Cooperative Governance and Traditional Affairs Minister Pravin Gordhan urged delegates attending a South African Local Government Association (SALGA) National Members Assembly (NMA) to do more with less.
In his speech at the NMA held in Midrand recently, the Minister said: “We have financial limitations in South Africa. The question is how do you do more with less and for the next few years, that’s all you’re going to hear.”
South Africa, as with the rest of the world, is facing tough economic challenges. This means that government as a whole and local government in particular, will have to come up with innovative solutions to provide services to communities.
In an effort to encourage municipalities to think out of the box, a few municipal representatives shared their innovative solutions with their counterparts at the SALGA NMA.
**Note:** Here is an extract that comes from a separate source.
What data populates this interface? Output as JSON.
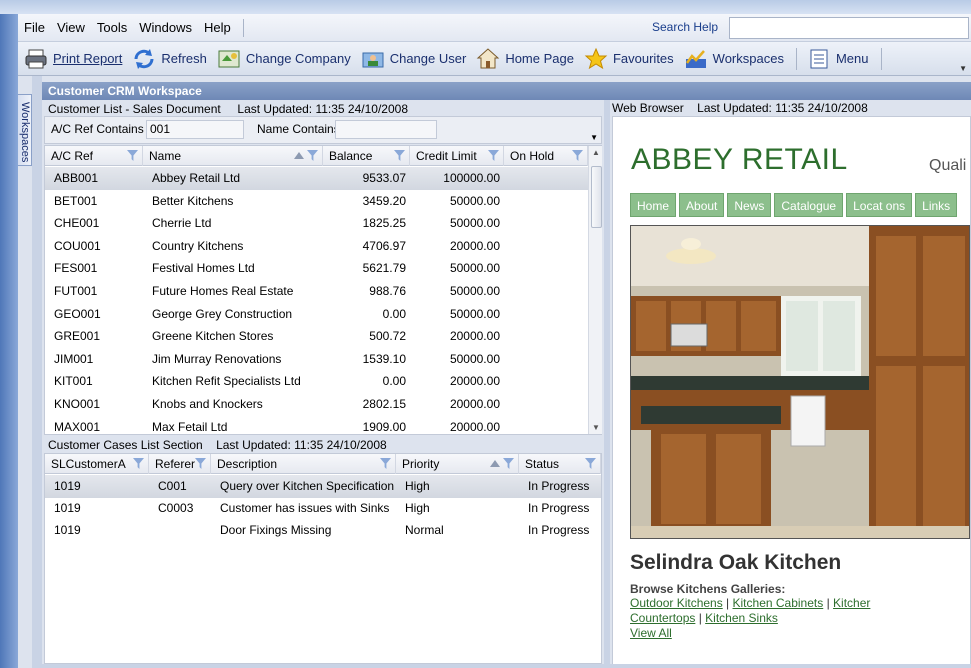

“Innovation is critical in dealing with challenges in local government. We are an innovative nation with some of the most innovative ideas coming from the most rural parts of our country,” said Centre for Public Service Innovation (CPSI) in South Africa CEO, Thuli Radebe.
She said every year the country witnessed this innovation through the CPSI Awards, with the largest number of winners coming from local government.
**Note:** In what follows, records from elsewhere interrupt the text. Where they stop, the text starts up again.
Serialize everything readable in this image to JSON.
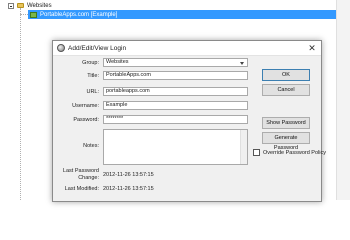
{
  "tree": {
    "group": "Websites",
    "entry": "PortableApps.com [Example]"
  },
  "dialog": {
    "title": "Add/Edit/View Login",
    "close": "✕",
    "fields": {
      "group_label": "Group:",
      "group_value": "Websites",
      "title_label": "Title:",
      "title_value": "PortableApps.com",
      "url_label": "URL:",
      "url_value": "portableapps.com",
      "username_label": "Username:",
      "username_value": "Example",
      "password_label": "Password:",
      "password_value": "********",
      "notes_label": "Notes:",
      "notes_value": ""
    },
    "buttons": {
      "ok": "OK",
      "cancel": "Cancel",
      "show_password": "Show Password",
      "generate_password": "Generate Password"
    },
    "override_policy_label": "Override Password Policy",
    "override_policy_checked": false,
    "last_password_change_label_1": "Last Password",
    "last_password_change_label_2": "Change:",
    "last_password_change_value": "2012-11-26 13:57:15",
    "last_modified_label": "Last Modified:",
    "last_modified_value": "2012-11-26 13:57:15"
  }
}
Innovation brings services closer to the people
A number of municipalities across the country use innovation to provide services to their communities. One such municipality is the eThekwini Municipality’s Water and Sanitation (EWS) unit.
The EWS unit manages the water and sanitation within the eThekwini Municipality and has worked with, among others, the Bill and Melinda Gates Foundation, and the World Bank.
In 2014, the unit won the 2014 Stockholm Industry Water Award for the “Most innovative and progressive water utility in Africa”. EWS unit representative, Dave Wilson, outlined the use of modified shipping containers as community ablution blocks to solve the sanitation challenge in informal settlements.
The makeshift ablution containers benefit approximately 600 informal settlements.
“These settlements have been identified for future formal housing development by the municipality,” said Wilson.
To date 1 100 ablution facilities have been installed on 600 sites throughout eThekwini, and one facility serves about 50 shacks within a 200-metre radius.
“The municipality appoints caretakers and community liaison officers to maintain the facilities, and the toilet paper and soap are supplied by the unit,” said Wilson.
Apart from creating jobs and stimulating small business development, this project also protects the health of the local communities.
The City of Tshwane is another municipality that is using innovation to improve people’s lives through its digital-technology initiative called Project Isizwe.
Project Isizwe has rolled out some 600 Wi- Fi sites to date, offering coverage to over two million people. According to the municipality, an estimated three million people will have access to free Wi-Fi by the end of 2015.
“Internet connectivity must be treated as a basic delivery of service. Populations are becoming younger, which means government needs to keep up and move with the times, particularly when it comes to young people,” said the Executive Mayor of Tshwane, Kgosientso Ramokgopa.
In November last year, the City also launched Tshwane Wi-FiTV, which hit the one million view mark in early February this year.
Tshwane Wi-FiTV covers topics such as music, current affairs, entrepreneurship, religion, jobs and sport.
“The Wi-Fi filmmakers for this content were previously unemployed or under-employed,” said Ramokgopa.
Another innovative platform launched by the City is the DigiMbizo, a digital version of izimbizo that national government holds across the country to communicate face-toface with communities.
“DigiMbizo allows Tshwane communities to have an Imbizo with the mayor in the comfort of their own homes,” said Ramokgopa.
Community members are able to use Twitter to tweet their questions or concerns with the Mayor using the hashtag #DigiMbizo or #AskRamokgopa and get an immediate response.
Through the DigiMbizo, the municipality is able to reach social groups that normally do not attend traditional forums, explained Ramokgopa.
“It also helps us to monitor public sentiment and enhances the speed of resolving issues.”